There was an updated, much-expanded list of "don'ts" and "be carefuls," with bans on nudity, suggestive dancing and lustful kissing.
The mocking of religion and the depiction of illegal drug use were prohibited, as were interracial romance, revenge plots and the showing of a crime method clearly enough that it might be imitated.
Of course, you couldn't really do most of Shakespeare under those strictures. But you could hang a blanket across a motel room in It Happened One Night, and let Clark Gable embarrass Claudette Colbert into sleeping on the other side — with a mock tutorial on "how a man undresses."
Colbert fled — she got an Oscar for fleeing, in fact — and propriety was upheld.
A 'Voluntary' Code
That Proved Mandatory
Now, the Production Code was voluntary for film companies, who figured it was a nifty way to avoid government censorship. But it was mandatory for filmmakers, if they wanted their films to play in American theaters.
And filmmakers didn't much care who was doing the censoring if their scripts were getting watered down. Howard Hughes threw a well-publicized fit when his western The Outlaw was kept out of theaters — not for its content alone but because the film's advertising focused attention on Jane Russell's cleavage.
Even cartoon characters had to beee-have: Betty Boop stopped being a flapper and started wearing a longer skirt. (This from the temptress who once teased audiences with the musical double-entendre of "Don't take my boop-boop-a-doop away.")
But the thing about community standards is that they change — and codes either don't change, or they change slowly.
And after World War II, with competition from TV on the family front, and from foreign films with nudity on the racy front, movie companies were less inclined to rein in filmmakers who couldn't wait for the rules to catch up.
The Catholic Legion of Decency notwithstanding, films about banned topics like drug addiction often made for intriguing, well-received movies: When Otto Preminger made The Man With the Golden Arm, featuring Frank Sinatra as an addict, he didn't get a seal of approval — but he did get good reviews, and enough theater bookings to make plenty of money.
When Sinatra received an Oscar nomination in 1955 — from the same Hollywood establishment that had refused to give the film he was in its seal of approval — it was clear that something was amiss. And attempts to make the code flexible? They just made it meaningless.
Pushing Boundaries In 'The Proper Frame of Reference'
By 1959, the man charged with enforcing the rules conceded that if a "moral conflict" provided "the proper frame of reference," a Code-approved film could deal with pretty much any topic but homosexuality.
Famous last words. What came up that year? Some Like It Hot, with Jack Lemmon and Tony Curtis, in drag, fending off male suitors. The film's plot was a veritable catalog of once-forbidden topics — gambling and racketeering to get the plot going, a booze-swilling Marilyn Monroe to keep it going.

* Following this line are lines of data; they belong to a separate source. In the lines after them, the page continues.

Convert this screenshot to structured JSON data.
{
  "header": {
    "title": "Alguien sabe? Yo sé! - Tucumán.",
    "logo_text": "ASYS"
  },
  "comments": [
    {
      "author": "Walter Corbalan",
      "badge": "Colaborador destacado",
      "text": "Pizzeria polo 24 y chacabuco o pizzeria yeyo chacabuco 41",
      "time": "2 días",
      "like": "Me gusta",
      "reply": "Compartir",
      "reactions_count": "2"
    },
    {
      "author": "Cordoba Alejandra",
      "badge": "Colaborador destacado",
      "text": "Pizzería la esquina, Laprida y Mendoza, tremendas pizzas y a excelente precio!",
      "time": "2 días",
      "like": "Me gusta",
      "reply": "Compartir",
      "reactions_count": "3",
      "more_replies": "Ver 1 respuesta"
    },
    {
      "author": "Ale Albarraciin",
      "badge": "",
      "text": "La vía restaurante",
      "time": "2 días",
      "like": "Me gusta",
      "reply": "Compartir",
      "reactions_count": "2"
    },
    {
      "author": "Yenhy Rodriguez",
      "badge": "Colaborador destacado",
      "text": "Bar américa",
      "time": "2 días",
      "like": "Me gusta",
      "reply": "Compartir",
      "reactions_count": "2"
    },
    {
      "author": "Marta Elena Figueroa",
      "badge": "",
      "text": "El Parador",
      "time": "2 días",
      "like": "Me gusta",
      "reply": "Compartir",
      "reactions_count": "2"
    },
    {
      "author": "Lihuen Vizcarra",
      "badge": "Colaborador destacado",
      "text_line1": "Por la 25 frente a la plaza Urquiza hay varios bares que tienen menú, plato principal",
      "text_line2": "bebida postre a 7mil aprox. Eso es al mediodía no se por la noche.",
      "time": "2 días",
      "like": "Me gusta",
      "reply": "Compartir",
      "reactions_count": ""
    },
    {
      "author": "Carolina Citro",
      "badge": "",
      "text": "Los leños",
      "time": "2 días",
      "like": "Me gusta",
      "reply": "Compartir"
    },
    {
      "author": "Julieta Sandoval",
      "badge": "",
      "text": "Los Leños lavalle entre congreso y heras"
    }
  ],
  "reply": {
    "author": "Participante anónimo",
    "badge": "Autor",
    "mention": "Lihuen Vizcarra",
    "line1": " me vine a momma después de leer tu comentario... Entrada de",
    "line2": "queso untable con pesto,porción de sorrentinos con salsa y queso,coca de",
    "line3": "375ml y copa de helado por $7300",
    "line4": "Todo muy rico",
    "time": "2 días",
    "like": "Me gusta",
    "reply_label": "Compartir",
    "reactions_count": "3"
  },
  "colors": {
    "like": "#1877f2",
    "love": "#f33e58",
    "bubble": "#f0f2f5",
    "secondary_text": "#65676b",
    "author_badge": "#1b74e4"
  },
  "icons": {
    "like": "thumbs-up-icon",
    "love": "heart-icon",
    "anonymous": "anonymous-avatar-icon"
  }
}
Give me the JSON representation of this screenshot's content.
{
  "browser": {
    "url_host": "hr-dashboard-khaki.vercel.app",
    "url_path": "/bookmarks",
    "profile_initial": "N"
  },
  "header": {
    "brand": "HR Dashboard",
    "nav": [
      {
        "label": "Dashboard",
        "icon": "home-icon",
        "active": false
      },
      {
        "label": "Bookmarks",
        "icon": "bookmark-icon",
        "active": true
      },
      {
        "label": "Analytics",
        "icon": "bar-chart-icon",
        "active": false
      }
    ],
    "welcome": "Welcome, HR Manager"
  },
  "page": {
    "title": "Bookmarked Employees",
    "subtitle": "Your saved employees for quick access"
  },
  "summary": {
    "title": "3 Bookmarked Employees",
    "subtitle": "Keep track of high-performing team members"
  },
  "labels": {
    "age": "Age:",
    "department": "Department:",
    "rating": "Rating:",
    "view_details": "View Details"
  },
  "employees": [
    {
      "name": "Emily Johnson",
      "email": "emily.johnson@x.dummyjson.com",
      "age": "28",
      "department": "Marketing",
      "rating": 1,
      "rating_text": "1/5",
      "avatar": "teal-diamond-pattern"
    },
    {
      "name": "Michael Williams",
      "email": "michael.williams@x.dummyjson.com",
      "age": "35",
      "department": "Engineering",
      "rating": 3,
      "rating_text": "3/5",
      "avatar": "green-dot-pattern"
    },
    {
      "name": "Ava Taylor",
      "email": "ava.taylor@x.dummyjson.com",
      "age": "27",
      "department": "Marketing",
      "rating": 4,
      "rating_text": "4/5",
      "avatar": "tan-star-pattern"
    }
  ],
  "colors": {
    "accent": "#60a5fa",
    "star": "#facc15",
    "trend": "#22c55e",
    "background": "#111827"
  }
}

When Monroe's Sugar Kane Kowalczyk climbed into a train berth with Jack Lemmon's "Daphne," there was no longer a hanging blanket to separate them — and when Sugar's breathless, dingbat recollections of bedtime games with her sister inspired a strangled, hormonal snort from Lemmon — the code was dead, whether Hollywood admitted it or not. And judging from attendance at the nation's theaters, it was not much missed.
A year after Some Like It Hot was released, the head of the MPA began suggesting that some sort of classification system might work better than a censorship system that no one was paying attention to. In 1968, his organization finally shifted from restricting filmmakers to alerting audiences, using the film-ratings system we know today.
How's that approach been working out? It took all of one year for an X-rated movie to win an Oscar for Best Picture — Midnight Cowboy, which violated more "don'ts" and "be-carefuls" than it observed.
And it took just two years after that for Midnight Cowboy to be re-rated from X to R, without a single frame being altered. Community standards had changed — as they invariably do.